Brushing your pup at least three times a week removes dead hair and fur before they drop into your house.
Moreover, brushing helps spread the natural oil in a dog’s skin for a healthy, moist coat that sheds less.
Bull terriers have soft, short, and glossy coats.
Brushing such coats with hard-bristled brushes can cause injuries.
Only use a soft-bristled dog brush.
Brush the dog from head to tail to prevent dirt from dropping into his ears and eyes.
A Nutritious Diet
As earlier mentioned, a nutritious diet is essential for a healthy coat that sheds less.
Ensure your bull terrier’s diet contains all the nutrients he needs for a healthy coat.
These nutrients include proteins, omega-fatty acids, vitamins, and minerals.
Feed your dog cooked salmon because it’s an excellent source of omega-3 fatty acids.
You can also supplement your dog’s diet with commercial foods rich in these nutrients.
Do not expose your pup to stressors, as this will increase his shedding.
Some stressors include loud noises, changes in routine, and separation anxiety.
If you can’t avoid such stressors, help your dog cope with them by crate training or desensitization therapy.
Bathing your dog at least once a month helps remove dirt and debris that can clog his hair follicles.
Clogged follicles lead to shedding.
When bathing your dog, use a mild shampoo designed for dogs because human shampoo is too harsh for them.
Also, avoid over-bathing as this strips the natural oils in their skin and causes dryness.
Dryness leads to more shedding.

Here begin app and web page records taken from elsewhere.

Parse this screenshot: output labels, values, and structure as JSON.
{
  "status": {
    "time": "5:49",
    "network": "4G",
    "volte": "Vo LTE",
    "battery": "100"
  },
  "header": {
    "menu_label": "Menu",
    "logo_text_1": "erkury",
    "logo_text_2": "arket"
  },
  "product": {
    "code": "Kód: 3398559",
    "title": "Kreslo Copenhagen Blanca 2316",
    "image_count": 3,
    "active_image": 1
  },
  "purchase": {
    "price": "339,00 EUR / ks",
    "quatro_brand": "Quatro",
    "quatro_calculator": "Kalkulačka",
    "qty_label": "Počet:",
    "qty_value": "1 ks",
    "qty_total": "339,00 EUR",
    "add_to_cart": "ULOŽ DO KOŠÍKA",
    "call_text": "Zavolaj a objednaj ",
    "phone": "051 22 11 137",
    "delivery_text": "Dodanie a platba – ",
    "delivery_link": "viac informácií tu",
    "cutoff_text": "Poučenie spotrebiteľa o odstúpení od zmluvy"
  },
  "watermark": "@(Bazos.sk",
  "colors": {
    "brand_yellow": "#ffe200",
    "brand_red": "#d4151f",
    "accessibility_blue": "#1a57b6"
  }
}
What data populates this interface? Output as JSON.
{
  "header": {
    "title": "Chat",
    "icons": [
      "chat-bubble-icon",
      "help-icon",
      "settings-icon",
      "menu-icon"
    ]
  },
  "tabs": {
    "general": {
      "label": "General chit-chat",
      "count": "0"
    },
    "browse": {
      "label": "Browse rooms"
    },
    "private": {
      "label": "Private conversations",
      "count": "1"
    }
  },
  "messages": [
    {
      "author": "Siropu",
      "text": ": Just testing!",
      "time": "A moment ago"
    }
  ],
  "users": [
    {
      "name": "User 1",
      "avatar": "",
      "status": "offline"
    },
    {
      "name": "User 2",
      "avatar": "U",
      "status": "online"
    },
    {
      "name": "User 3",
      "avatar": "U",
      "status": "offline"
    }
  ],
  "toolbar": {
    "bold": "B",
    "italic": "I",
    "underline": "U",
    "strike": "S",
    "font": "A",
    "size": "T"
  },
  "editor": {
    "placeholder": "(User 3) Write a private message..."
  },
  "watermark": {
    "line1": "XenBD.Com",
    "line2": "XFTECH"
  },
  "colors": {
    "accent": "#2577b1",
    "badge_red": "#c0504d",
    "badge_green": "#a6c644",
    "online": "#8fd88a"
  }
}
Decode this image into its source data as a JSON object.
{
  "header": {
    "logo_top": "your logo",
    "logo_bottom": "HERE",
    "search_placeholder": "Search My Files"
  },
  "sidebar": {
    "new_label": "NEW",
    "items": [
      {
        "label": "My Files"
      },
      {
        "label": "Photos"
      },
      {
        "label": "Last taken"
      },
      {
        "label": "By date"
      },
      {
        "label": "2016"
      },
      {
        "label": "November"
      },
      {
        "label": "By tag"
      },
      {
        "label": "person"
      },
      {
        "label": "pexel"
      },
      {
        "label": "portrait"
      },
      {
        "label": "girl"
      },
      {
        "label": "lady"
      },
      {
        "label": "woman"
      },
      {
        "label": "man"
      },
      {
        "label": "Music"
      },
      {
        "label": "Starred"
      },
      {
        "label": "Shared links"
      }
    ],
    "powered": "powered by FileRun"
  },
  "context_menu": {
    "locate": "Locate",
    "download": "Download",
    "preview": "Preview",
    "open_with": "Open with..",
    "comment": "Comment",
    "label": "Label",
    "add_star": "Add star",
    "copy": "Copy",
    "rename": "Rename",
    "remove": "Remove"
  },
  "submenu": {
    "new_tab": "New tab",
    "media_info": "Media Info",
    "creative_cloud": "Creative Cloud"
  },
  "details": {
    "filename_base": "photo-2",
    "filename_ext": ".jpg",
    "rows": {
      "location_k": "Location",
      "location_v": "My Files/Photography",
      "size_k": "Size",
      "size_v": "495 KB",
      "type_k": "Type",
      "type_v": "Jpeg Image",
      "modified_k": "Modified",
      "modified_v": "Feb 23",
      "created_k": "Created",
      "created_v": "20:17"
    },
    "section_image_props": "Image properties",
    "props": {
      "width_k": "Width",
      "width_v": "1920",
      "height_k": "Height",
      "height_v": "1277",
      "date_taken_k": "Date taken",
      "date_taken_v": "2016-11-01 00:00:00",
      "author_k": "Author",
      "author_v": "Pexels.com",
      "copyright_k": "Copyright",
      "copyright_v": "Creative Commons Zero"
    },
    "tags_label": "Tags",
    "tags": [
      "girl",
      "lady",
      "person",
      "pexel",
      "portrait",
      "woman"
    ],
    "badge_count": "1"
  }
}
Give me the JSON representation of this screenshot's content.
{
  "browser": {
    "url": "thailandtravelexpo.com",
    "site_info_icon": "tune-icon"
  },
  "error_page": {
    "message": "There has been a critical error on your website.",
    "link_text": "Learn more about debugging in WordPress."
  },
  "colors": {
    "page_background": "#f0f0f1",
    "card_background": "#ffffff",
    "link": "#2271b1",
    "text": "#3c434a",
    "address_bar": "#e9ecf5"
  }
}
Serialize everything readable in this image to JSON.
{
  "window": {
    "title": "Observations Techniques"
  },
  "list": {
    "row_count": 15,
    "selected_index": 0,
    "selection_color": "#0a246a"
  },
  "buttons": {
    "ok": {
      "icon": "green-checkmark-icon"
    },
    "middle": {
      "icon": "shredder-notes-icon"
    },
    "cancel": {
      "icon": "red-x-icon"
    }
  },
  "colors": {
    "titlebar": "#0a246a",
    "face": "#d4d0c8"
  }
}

Frequently Asked Questions
Do bull terriers shed much hair?
No, bull terriers are low-shedders.
However, they shed much hair during the fall and spring seasons.
Are Bull Terriers hypoallergenic?
Bull terriers are not hypoallergenic.
These dogs shed moderately throughout the year.
Bull terriers are low-shedders who shed throughout the year.
However, you should expect an increase in their shedding during the spring and fall seasons.
You can minimize the shedding by brushing, bathing, and feeding your pup a nutritious diet.
Furthermore, ensure your dog is not stressed to prevent cortisol secretion.